Tight mortgage credit standards will hamper nonprofits' ability to sell newly rehabbed properties acquired post-foreclosure, some Neighborhood Stabilization Program (NSP) grantees say.
According to a ‘snapshot survey’ conducted at a recent meeting during the NeighborWorks Training Institute in Philadelphia, homes that could be put back into productive, long-term ownership status may sit vacant if underwriting standards do not loosen. The groups in attendance at the NeighborWorks event account for as much as $740 million in NSP funds.
"The concern is real, and it is across the board," says Thomas P. Deyo, deputy director of National Initiatives and Applied Research at NeighborWorks America. "A handful of nonprofits have forged effective relationships with local and regional first mortgage lenders, but the majority of nonprofit real estate businesses that are in these communities never anticipated that the credit market would be so tough for their home buyers.

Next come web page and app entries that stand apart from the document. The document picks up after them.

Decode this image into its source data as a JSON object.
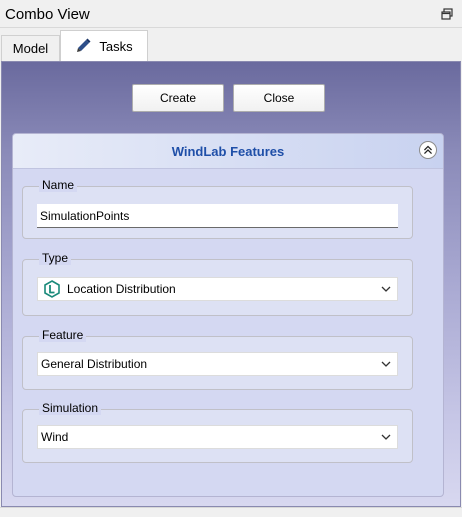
{
  "window": {
    "title": "Combo View"
  },
  "tabs": [
    {
      "label": "Model"
    },
    {
      "label": "Tasks"
    }
  ],
  "actions": {
    "create_label": "Create",
    "close_label": "Close"
  },
  "panel": {
    "title": "WindLab Features",
    "fields": {
      "name": {
        "label": "Name",
        "value": "SimulationPoints"
      },
      "type": {
        "label": "Type",
        "value": "Location Distribution",
        "icon": "location-distribution-icon"
      },
      "feature": {
        "label": "Feature",
        "value": "General Distribution"
      },
      "simulation": {
        "label": "Simulation",
        "value": "Wind"
      }
    }
  },
  "colors": {
    "panel_title": "#1f4fa8",
    "panel_gradient_top": "#6a6a9e",
    "panel_gradient_bottom": "#d8d8f0",
    "icon_teal": "#1a8a7a"
  }
}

"Lenders are right to be prudent with credit to avoid the kind of crisis from which the housing market now is emerging," Deyo adds. "But the pendulum has swung a bit too far, and to make revitalized neighborhoods a reality, it has to swing a little bit back the other way."
SOURCE: NeighborWorks America